I’d like to preface this by stating that remote learning was absolutely detrimental to the mental health of myself, my friends, and my peers at school. Despite this, the present conditions within schools necessitates a temporary return to remote learning; if not because of public health, then because of learning loss.
A story of my day:
I arrived at school and promptly went to Study Hall. I knew that some of my teachers would be absent because they had announced it on Google Classroom earlier in the day. At our school there is a board in front of the auditorium with the list of teachers and seating sections for students within study hall: today there were 14 absent teachers 1st period. There are 11 seatable sections within the auditorium … THREE CLASSES sat on the stage. Study hall has become a super spreader event — I’ll get to this in a moment.
Second period I had another absent teacher. More of the same from 1st period. It was around this time that 25% of kids I know, including myself, realized that there were no rules being enforced outside of attendance at the start of the period, and that cutting class was ridiculously easy. We left — there was functionally no learning occurring within study hall, and health conditions were safer outside of the auditorium. It was well beyond max capacity.
Third period I had a normal class period. Hooray! First thing the teacher did was pass out COVID tests because we had all been close contacts to a COVID-positive student in our class. 4 more teachers would pass out COVID tests throughout the day, which were to be taken at home. The school started running low on tests, and rules had to be refined to ration.
“To be taken at home.” Ya … students don’t listen. 90% of the bathrooms were full of students swabbing their noses and taking their tests. I had one kid ask me — with his mask down, by the way — whether a “faint line was positive,” proceeding to show me his positive COVID test. I told him to go the nurse. One student tested positive IN THE AUDITORIUM, and a few students started screaming and ran away from him. There was now a lack of available seats given there was a COVID-positive student within the middle of the auditorium. They’re now planning on having teachers give up their free periods to act as substitute teachers because the auditorium is simply not safe enough.
Classes that I did attend were quiet and empty. Students are staying home because of risk of COVID without testing positive (as they should) and some of my classes had 10+ students absent. Nearly every class has listed myself and others are close contacts.
I should note that in study hall and with subs we literally learn nothing. I spent about 3 hours sitting around today doing nothing.
I tested positive for COVID on December the 14th. At the time there were a total of 6 cases. By the end of break this number was up to 36. By January the 3rd (when we returned from break) the numbers were up to 100 (as listed on the school Google Sheet). Today there are 226. This is around 10% of my school. As of Monday, only 30 (Edit: not sure of the specific number) or so of whom were reported to the DOE … which just seems like negligence to me (Edit: from DOE official number.
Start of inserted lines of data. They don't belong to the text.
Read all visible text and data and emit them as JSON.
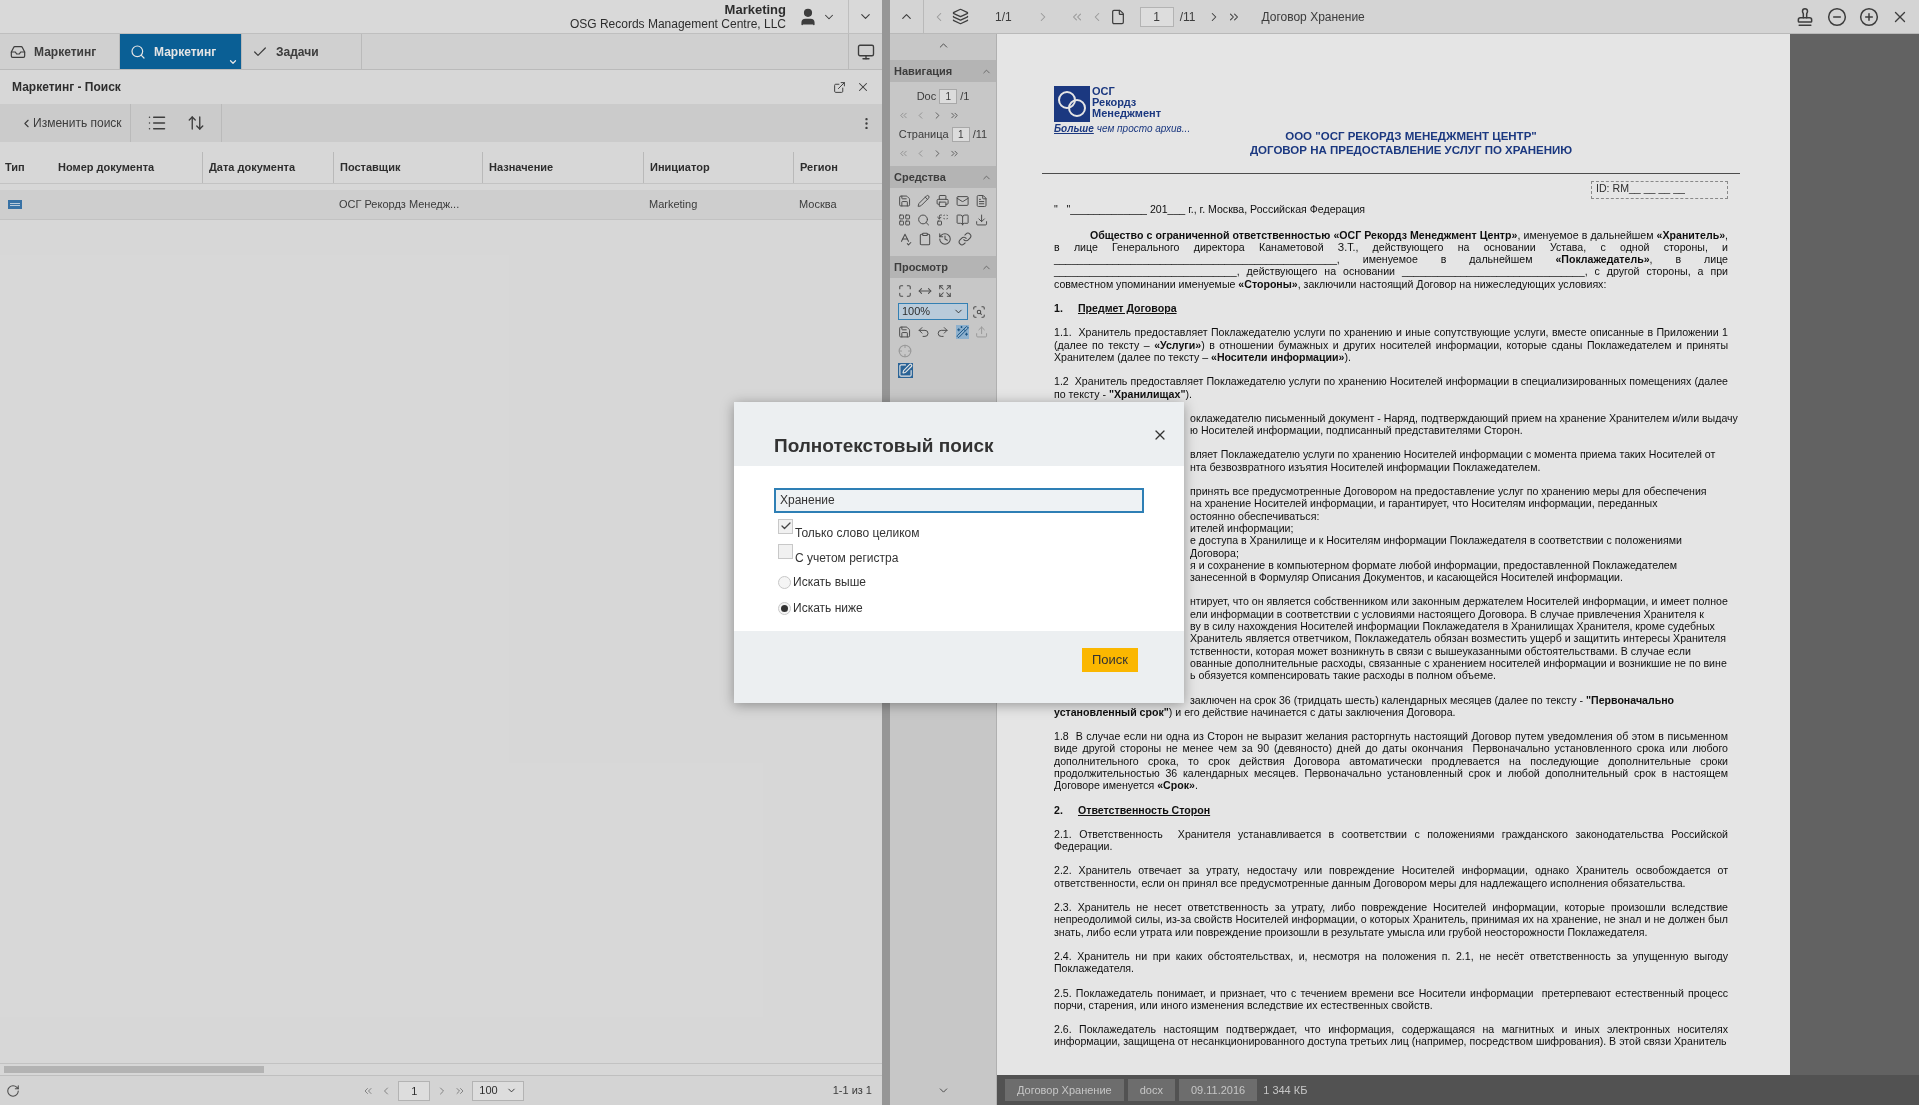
{
  "header": {
    "user_name": "Marketing",
    "organization": "OSG Records Management Centre, LLC"
  },
  "tabs": [
    {
      "kind": "inbox",
      "label": "Маркетинг",
      "selected": false
    },
    {
      "kind": "search",
      "label": "Маркетинг",
      "selected": true
    },
    {
      "kind": "tasks",
      "label": "Задачи",
      "selected": false
    }
  ],
  "panel": {
    "title": "Маркетинг - Поиск",
    "back_button": "Изменить поиск"
  },
  "table": {
    "columns": [
      "Тип",
      "Номер документа",
      "Дата документа",
      "Поставщик",
      "Назначение",
      "Инициатор",
      "Регион"
    ],
    "rows": [
      {
        "cells": [
          null,
          null,
          null,
          "ОСГ Рекордз Менедж...",
          null,
          "Marketing",
          "Москва"
        ]
      }
    ]
  },
  "pagination": {
    "page": "1",
    "page_size": "100",
    "summary": "1-1 из 1"
  },
  "viewer": {
    "toolbar": {
      "doc_count": "1/1",
      "page": "1",
      "page_total": "/11",
      "title": "Договор Хранение"
    },
    "navigation": {
      "title": "Навигация",
      "doc_label": "Doc",
      "doc_value": "1",
      "doc_total": "/1",
      "page_label": "Страница",
      "page_value": "1",
      "page_total": "/11"
    },
    "tools": {
      "title": "Средства"
    },
    "view": {
      "title": "Просмотр",
      "zoom": "100%"
    },
    "document": {
      "logo_lines": [
        "ОСГ",
        "Рекордз",
        "Менеджмент"
      ],
      "tagline_lead": "Больше",
      "tagline": "чем просто архив...",
      "title_lines": [
        "ООО \"ОСГ РЕКОРДЗ МЕНЕДЖМЕНТ ЦЕНТР\"",
        "ДОГОВОР НА ПРЕДОСТАВЛЕНИЕ УСЛУГ ПО ХРАНЕНИЮ"
      ],
      "id_field": "ID: RM__ __ __ __",
      "blocks": [
        {
          "kind": "line",
          "text": "\"   \"_____________ 201___ г., г. Москва, Российская Федерация"
        },
        {
          "kind": "lead",
          "text": "**Общество с ограниченной ответственностью «ОСГ Рекордз Менеджмент Центр»**, именуемое в дальнейшем **«Хранитель»**, в лице Генерального директора Канаметовой З.Т., действующего на основании Устава, с одной стороны, и ________________________________________________, именуемое в дальнейшем **«Поклажедатель»**, в лице _______________________________, действующего на основании _______________________________, с другой стороны, а при совместном упоминании именуемые **«Стороны»**, заключили настоящий Договор на нижеследующих условиях:"
        },
        {
          "kind": "heading",
          "number": "1.",
          "text": "Предмет Договора"
        },
        {
          "kind": "para",
          "text": "1.1.  Хранитель предоставляет Поклажедателю услуги по хранению и иные сопутствующие услуги, вместе описанные в Приложении 1 (далее по тексту – **«Услуги»**) в отношении бумажных и других носителей информации, которые сданы Поклажедателем и приняты Хранителем (далее по тексту – **«Носители информации»**)."
        },
        {
          "kind": "para",
          "text": "1.2  Хранитель предоставляет Поклажедателю услуги по хранению Носителей информации в специализированных помещениях (далее по тексту - **\"Хранилищах\"**)."
        },
        {
          "kind": "fragment",
          "lines": [
            "оклажедателю письменный документ - Наряд, подтверждающий прием на хранение Хранителем и/или выдачу",
            "ю Носителей информации, подписанный представителями Сторон."
          ]
        },
        {
          "kind": "fragment",
          "lines": [
            "вляет Поклажедателю услуги по хранению Носителей информации с момента приема таких Носителей от",
            "нта безвозвратного изъятия Носителей информации Поклажедателем."
          ]
        },
        {
          "kind": "fragment",
          "lines": [
            "принять все предусмотренные Договором на предоставление услуг по хранению меры для обеспечения",
            "на хранение Носителей информации, и гарантирует, что Носителям информации, переданных",
            "остоянно обеспечиваться:",
            "ителей информации;",
            "е доступа в Хранилище и к Носителям информации Поклажедателя в соответствии с положениями",
            "Договора;",
            "я и сохранение в компьютерном формате любой информации, предоставленной Поклажедателем",
            "занесенной в Формуляр Описания Документов, и касающейся Носителей информации."
          ]
        },
        {
          "kind": "fragment",
          "lines": [
            "нтирует, что он является собственником или законным держателем Носителей информации, и имеет полное",
            "ели информации в соответствии с условиями настоящего Договора. В случае привлечения Хранителя к",
            "ву в силу нахождения Носителей информации Поклажедателя в Хранилищах Хранителя, кроме судебных",
            "Хранитель является ответчиком, Поклажедатель обязан возместить ущерб и защитить интересы Хранителя",
            "тственности, которая может возникнуть в связи с вышеуказанными обстоятельствами. В случае если",
            "ованные дополнительные расходы, связанные с хранением носителей информации и возникшие не по вине",
            "ь обязуется компенсировать такие расходы в полном объеме."
          ]
        },
        {
          "kind": "partial",
          "covered_line": "заключен на срок 36 (тридцать шесть) календарных месяцев (далее по тексту - **\"Первоначально**",
          "text": "**установленный срок\"**) и его действие начинается с даты заключения Договора."
        },
        {
          "kind": "para",
          "text": "1.8  В случае если ни одна из Сторон не выразит желания расторгнуть настоящий Договор путем уведомления об этом в письменном виде другой стороны не менее чем за 90 (девяносто) дней до даты окончания  Первоначально установленного срока или любого дополнительного срока, то срок действия Договора автоматически продлевается на последующие дополнительные сроки продолжительностью 36 календарных месяцев. Первоначально установленный срок и любой дополнительный срок в настоящем Договоре именуется **«Срок»**."
        },
        {
          "kind": "heading",
          "number": "2.",
          "text": "Ответственность Сторон"
        },
        {
          "kind": "para",
          "text": "2.1. Ответственность  Хранителя устанавливается в соответствии с положениями гражданского законодательства Российской Федерации."
        },
        {
          "kind": "para",
          "text": "2.2. Хранитель отвечает за утрату, недостачу или повреждение Носителей информации, однако Хранитель освобождается от ответственности, если он принял все предусмотренные данным Договором меры для надлежащего исполнения обязательства."
        },
        {
          "kind": "para",
          "text": "2.3. Хранитель не несет ответственность за утрату, либо повреждение Носителей информации, которые произошли вследствие непреодолимой силы, из-за свойств Носителей информации, о которых Хранитель, принимая их на хранение, не знал и не должен был знать, либо если утрата или повреждение произошли в результате умысла или грубой неосторожности Поклажедателя."
        },
        {
          "kind": "para",
          "text": "2.4. Хранитель ни при каких обстоятельствах, и, несмотря на положения п. 2.1, не несёт ответственность за упущенную выгоду Поклажедателя."
        },
        {
          "kind": "para",
          "text": "2.5. Поклажедатель понимает, и признает, что с течением времени все Носители информации  претерпевают естественный процесс порчи, старения, или иного изменения вследствие их естественных свойств."
        },
        {
          "kind": "para",
          "text": "2.6. Поклажедатель настоящим подтверждает, что информация, содержащаяся на магнитных и иных электронных носителях информации, защищена от несанкционированного доступа третьих лиц (например, посредством шифрования). В этой связи Хранитель"
        }
      ]
    },
    "status": {
      "chips": [
        "Договор Хранение",
        "docx",
        "09.11.2016"
      ],
      "size": "1 344 КБ"
    }
  },
  "dialog": {
    "title": "Полнотекстовый поиск",
    "query": "Хранение",
    "options": [
      {
        "kind": "checkbox",
        "label": "Только слово целиком",
        "checked": true
      },
      {
        "kind": "checkbox",
        "label": "С учетом регистра",
        "checked": false
      },
      {
        "kind": "radio",
        "label": "Искать выше",
        "selected": false
      },
      {
        "kind": "radio",
        "label": "Искать ниже",
        "selected": true
      }
    ],
    "submit": "Поиск"
  }
}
I’d like to stress this isn’t the fault of the school just an overall system failure).
90% of the conversations spoken by students concern COVID. It has completely taken over any function of daily school life.
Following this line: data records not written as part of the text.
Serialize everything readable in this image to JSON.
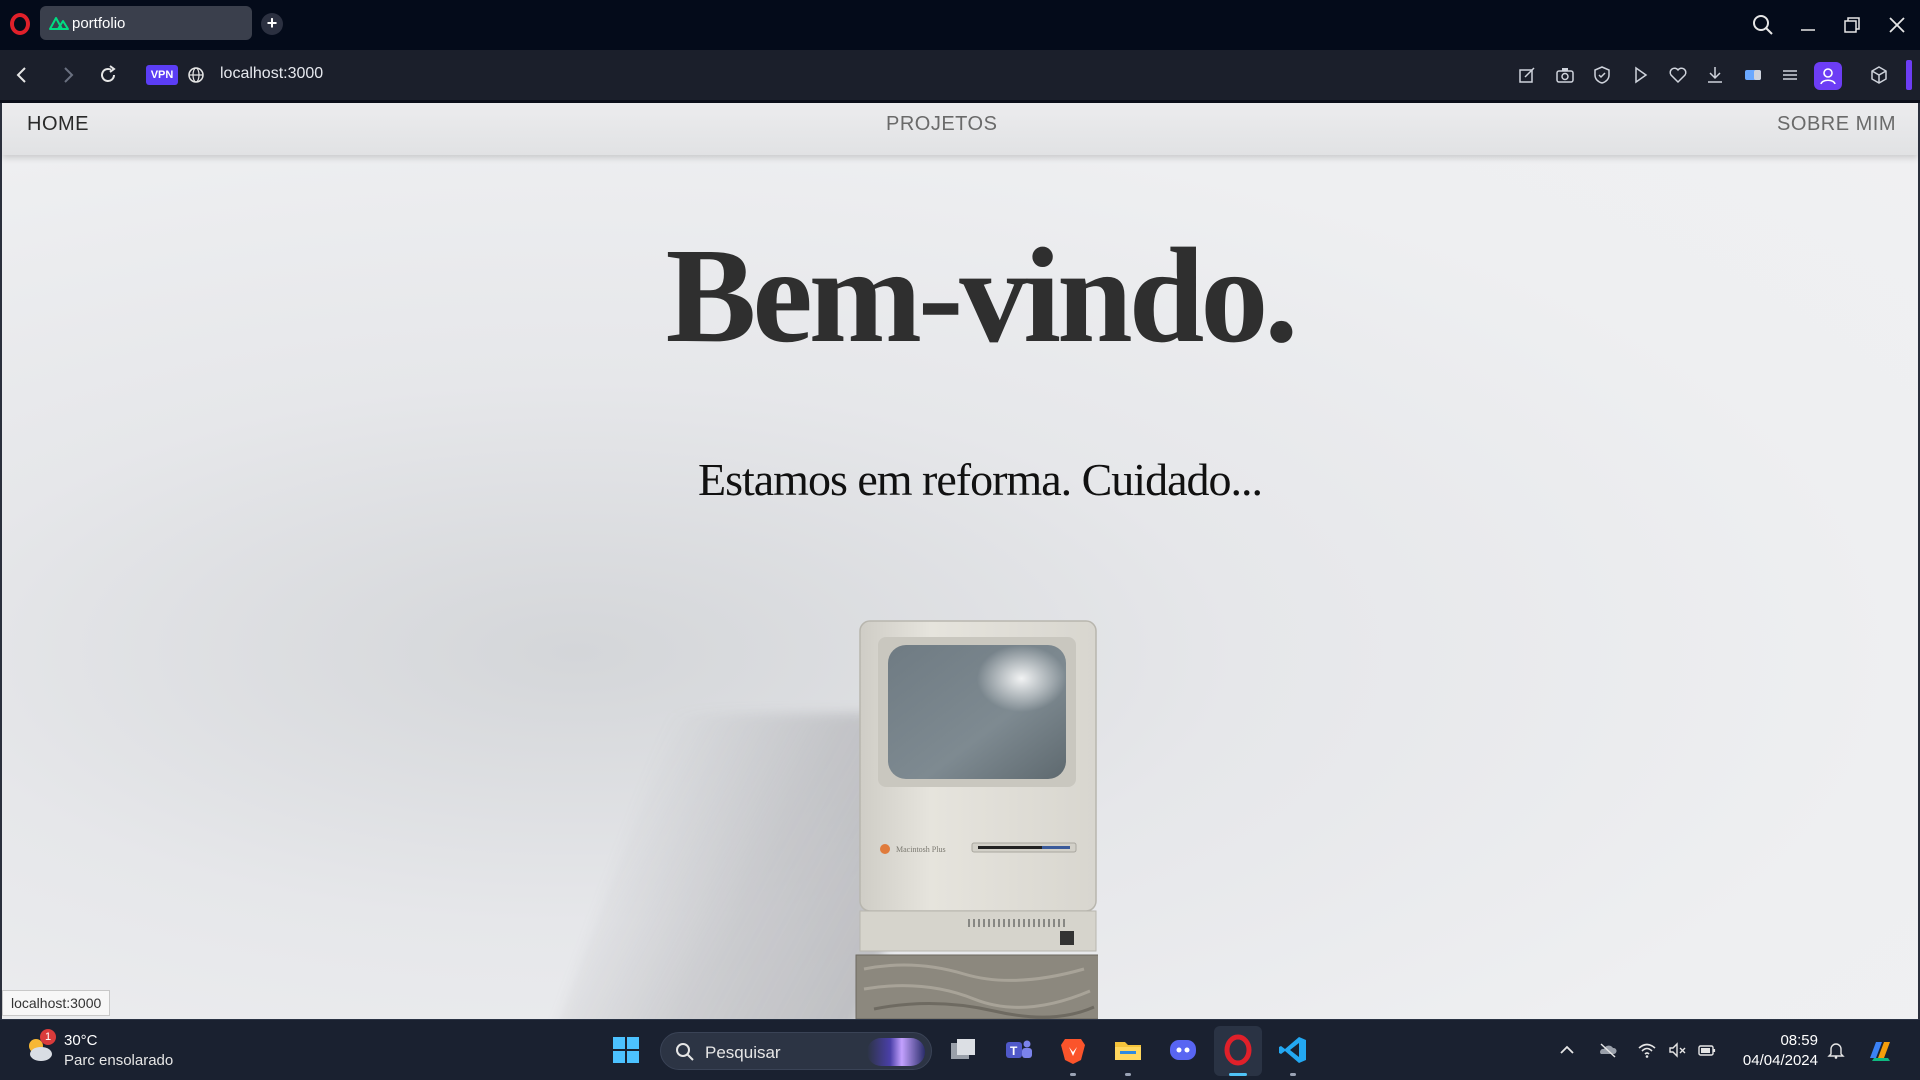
{
  "browser": {
    "tab": {
      "title": "portfolio",
      "favicon": "nuxt-icon"
    },
    "new_tab_icon": "plus-icon",
    "url": "localhost:3000",
    "vpn_badge": "VPN",
    "accent_color": "#6d3df5"
  },
  "site": {
    "nav": {
      "home": "HOME",
      "projects": "PROJETOS",
      "about": "SOBRE MIM"
    },
    "hero": {
      "title": "Bem-vindo.",
      "subtitle": "Estamos em reforma. Cuidado..."
    },
    "computer_label": "Macintosh Plus"
  },
  "status_bar": {
    "url": "localhost:3000"
  },
  "taskbar": {
    "weather": {
      "temperature": "30°C",
      "description": "Parc ensolarado",
      "badge": "1"
    },
    "search": {
      "label": "Pesquisar"
    },
    "apps": [
      "windows-start-icon",
      "task-view-icon",
      "teams-icon",
      "brave-icon",
      "file-explorer-icon",
      "discord-icon",
      "opera-icon",
      "vscode-icon"
    ],
    "clock": {
      "time": "08:59",
      "date": "04/04/2024"
    }
  }
}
New York City public school students have called a student walkout for Tuesday, January 11, at 11:52pm to demand that the Department of Education temporarily close schools for the protection of all students and staff.